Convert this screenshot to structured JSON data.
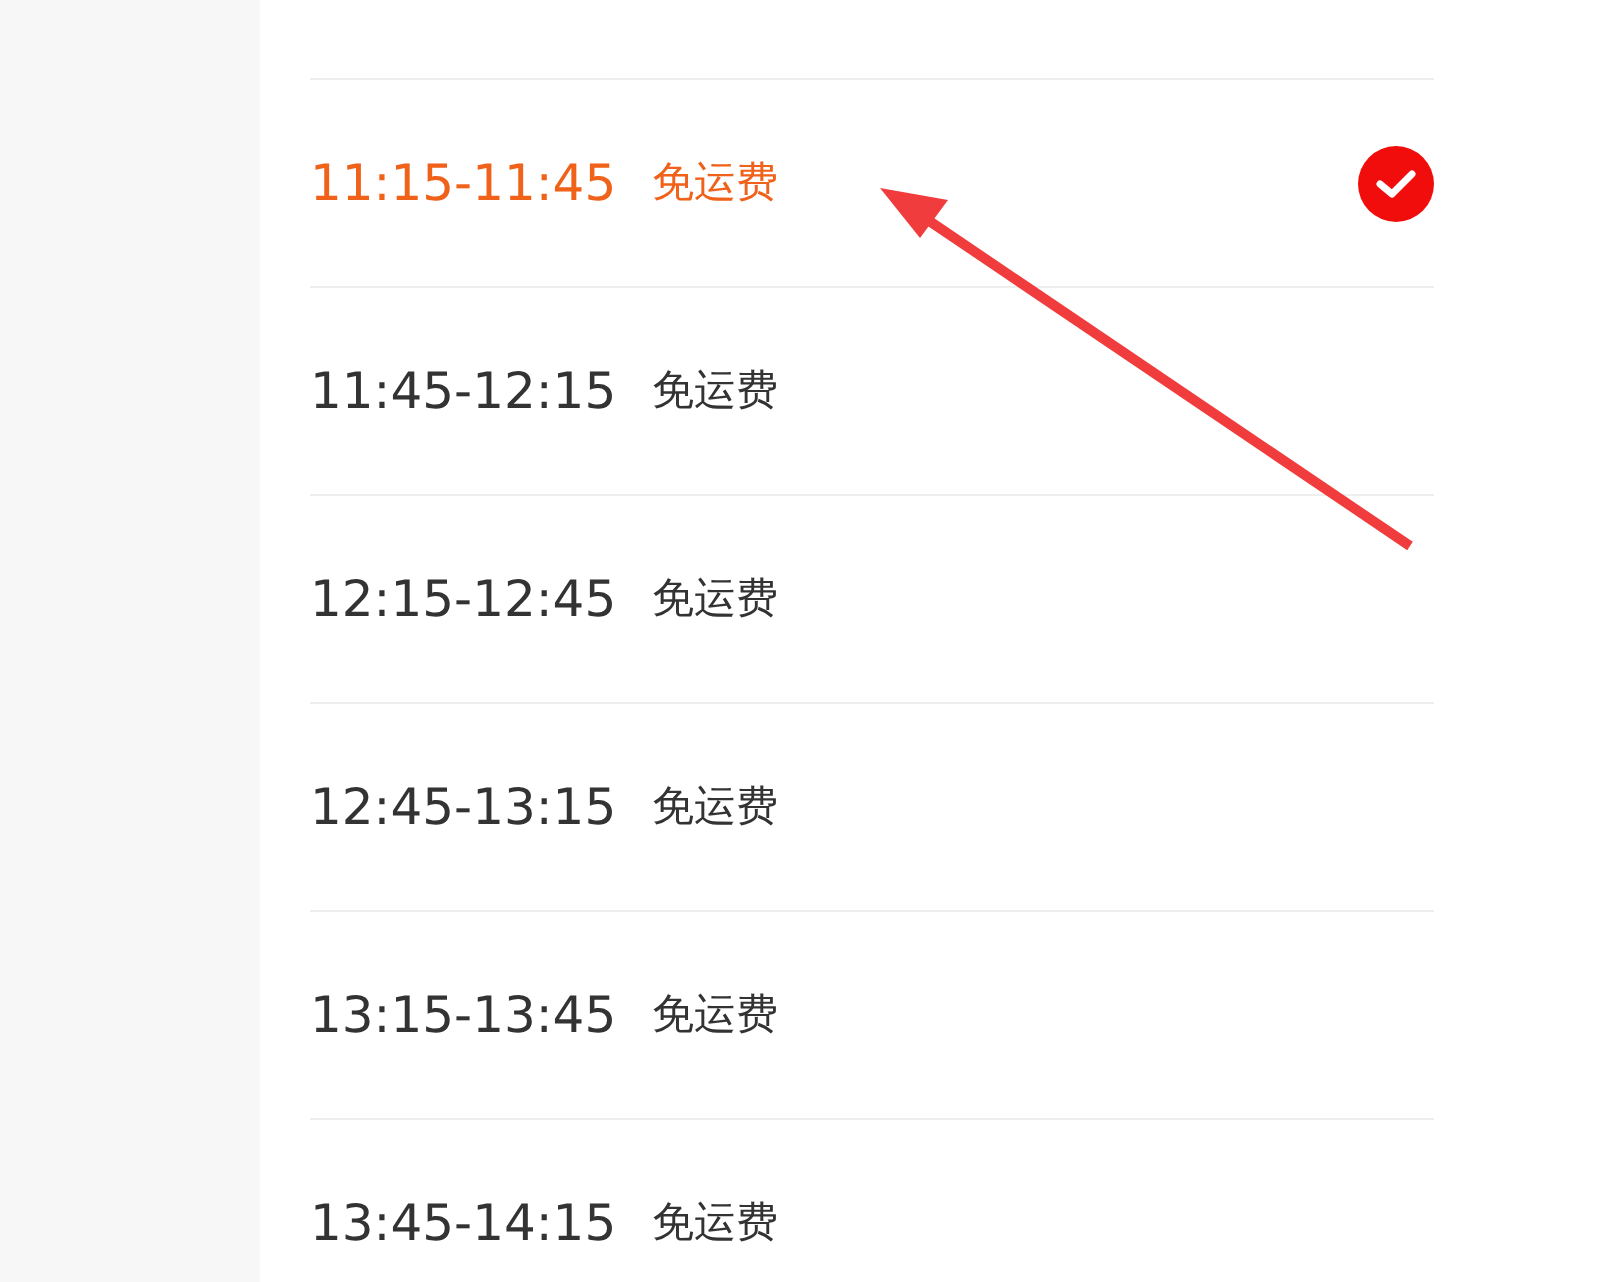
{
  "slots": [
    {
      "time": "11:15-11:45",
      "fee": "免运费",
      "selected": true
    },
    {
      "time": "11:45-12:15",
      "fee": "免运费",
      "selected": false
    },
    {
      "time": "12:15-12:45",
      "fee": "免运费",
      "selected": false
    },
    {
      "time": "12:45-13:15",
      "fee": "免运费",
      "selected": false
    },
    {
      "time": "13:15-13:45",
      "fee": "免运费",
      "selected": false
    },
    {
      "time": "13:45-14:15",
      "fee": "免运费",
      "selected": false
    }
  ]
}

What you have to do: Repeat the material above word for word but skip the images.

Response for this exercise:
Convert this screenshot to structured JSON data.
{
  "slots": [
    {
      "time": "11:15-11:45",
      "fee": "免运费",
      "selected": true
    },
    {
      "time": "11:45-12:15",
      "fee": "免运费",
      "selected": false
    },
    {
      "time": "12:15-12:45",
      "fee": "免运费",
      "selected": false
    },
    {
      "time": "12:45-13:15",
      "fee": "免运费",
      "selected": false
    },
    {
      "time": "13:15-13:45",
      "fee": "免运费",
      "selected": false
    },
    {
      "time": "13:45-14:15",
      "fee": "免运费",
      "selected": false
    }
  ]
}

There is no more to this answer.